───── DATA TO PROCESS ─────
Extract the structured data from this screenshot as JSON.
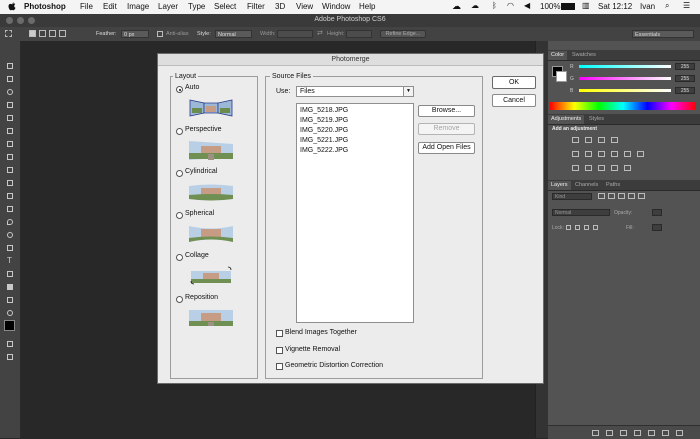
{
  "menubar": {
    "app": "Photoshop",
    "items": [
      "File",
      "Edit",
      "Image",
      "Layer",
      "Type",
      "Select",
      "Filter",
      "3D",
      "View",
      "Window",
      "Help"
    ],
    "battery": "100%",
    "clock": "Sat 12:12",
    "user": "Ivan"
  },
  "titlebar": {
    "title": "Adobe Photoshop CS6"
  },
  "options": {
    "feather_label": "Feather:",
    "feather_value": "0 px",
    "antialias_label": "Anti-alias",
    "style_label": "Style:",
    "style_value": "Normal",
    "width_label": "Width:",
    "height_label": "Height:",
    "refine_label": "Refine Edge...",
    "workspace": "Essentials"
  },
  "panels": {
    "color_tabs": [
      "Color",
      "Swatches"
    ],
    "channels": [
      {
        "label": "R",
        "value": "255"
      },
      {
        "label": "G",
        "value": "255"
      },
      {
        "label": "B",
        "value": "255"
      }
    ],
    "adjust_tabs": [
      "Adjustments",
      "Styles"
    ],
    "add_adjustment": "Add an adjustment",
    "layers_tabs": [
      "Layers",
      "Channels",
      "Paths"
    ],
    "kind": "Kind",
    "blend": "Normal",
    "opacity_label": "Opacity:",
    "lock_label": "Lock:",
    "fill_label": "Fill:"
  },
  "dialog": {
    "title": "Photomerge",
    "layout_title": "Layout",
    "layouts": [
      {
        "label": "Auto",
        "selected": true
      },
      {
        "label": "Perspective",
        "selected": false
      },
      {
        "label": "Cylindrical",
        "selected": false
      },
      {
        "label": "Spherical",
        "selected": false
      },
      {
        "label": "Collage",
        "selected": false
      },
      {
        "label": "Reposition",
        "selected": false
      }
    ],
    "source_title": "Source Files",
    "use_label": "Use:",
    "use_value": "Files",
    "files": [
      "IMG_5218.JPG",
      "IMG_5219.JPG",
      "IMG_5220.JPG",
      "IMG_5221.JPG",
      "IMG_5222.JPG"
    ],
    "browse_label": "Browse...",
    "remove_label": "Remove",
    "add_open_label": "Add Open Files",
    "ok_label": "OK",
    "cancel_label": "Cancel",
    "options": [
      {
        "label": "Blend Images Together",
        "checked": false
      },
      {
        "label": "Vignette Removal",
        "checked": false
      },
      {
        "label": "Geometric Distortion Correction",
        "checked": false
      }
    ]
  }
}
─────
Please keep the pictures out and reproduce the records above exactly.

Extract the structured data from this screenshot as JSON.
{
  "menubar": {
    "app": "Photoshop",
    "items": [
      "File",
      "Edit",
      "Image",
      "Layer",
      "Type",
      "Select",
      "Filter",
      "3D",
      "View",
      "Window",
      "Help"
    ],
    "battery": "100%",
    "clock": "Sat 12:12",
    "user": "Ivan"
  },
  "titlebar": {
    "title": "Adobe Photoshop CS6"
  },
  "options": {
    "feather_label": "Feather:",
    "feather_value": "0 px",
    "antialias_label": "Anti-alias",
    "style_label": "Style:",
    "style_value": "Normal",
    "width_label": "Width:",
    "height_label": "Height:",
    "refine_label": "Refine Edge...",
    "workspace": "Essentials"
  },
  "panels": {
    "color_tabs": [
      "Color",
      "Swatches"
    ],
    "channels": [
      {
        "label": "R",
        "value": "255"
      },
      {
        "label": "G",
        "value": "255"
      },
      {
        "label": "B",
        "value": "255"
      }
    ],
    "adjust_tabs": [
      "Adjustments",
      "Styles"
    ],
    "add_adjustment": "Add an adjustment",
    "layers_tabs": [
      "Layers",
      "Channels",
      "Paths"
    ],
    "kind": "Kind",
    "blend": "Normal",
    "opacity_label": "Opacity:",
    "lock_label": "Lock:",
    "fill_label": "Fill:"
  },
  "dialog": {
    "title": "Photomerge",
    "layout_title": "Layout",
    "layouts": [
      {
        "label": "Auto",
        "selected": true
      },
      {
        "label": "Perspective",
        "selected": false
      },
      {
        "label": "Cylindrical",
        "selected": false
      },
      {
        "label": "Spherical",
        "selected": false
      },
      {
        "label": "Collage",
        "selected": false
      },
      {
        "label": "Reposition",
        "selected": false
      }
    ],
    "source_title": "Source Files",
    "use_label": "Use:",
    "use_value": "Files",
    "files": [
      "IMG_5218.JPG",
      "IMG_5219.JPG",
      "IMG_5220.JPG",
      "IMG_5221.JPG",
      "IMG_5222.JPG"
    ],
    "browse_label": "Browse...",
    "remove_label": "Remove",
    "add_open_label": "Add Open Files",
    "ok_label": "OK",
    "cancel_label": "Cancel",
    "options": [
      {
        "label": "Blend Images Together",
        "checked": false
      },
      {
        "label": "Vignette Removal",
        "checked": false
      },
      {
        "label": "Geometric Distortion Correction",
        "checked": false
      }
    ]
  }
}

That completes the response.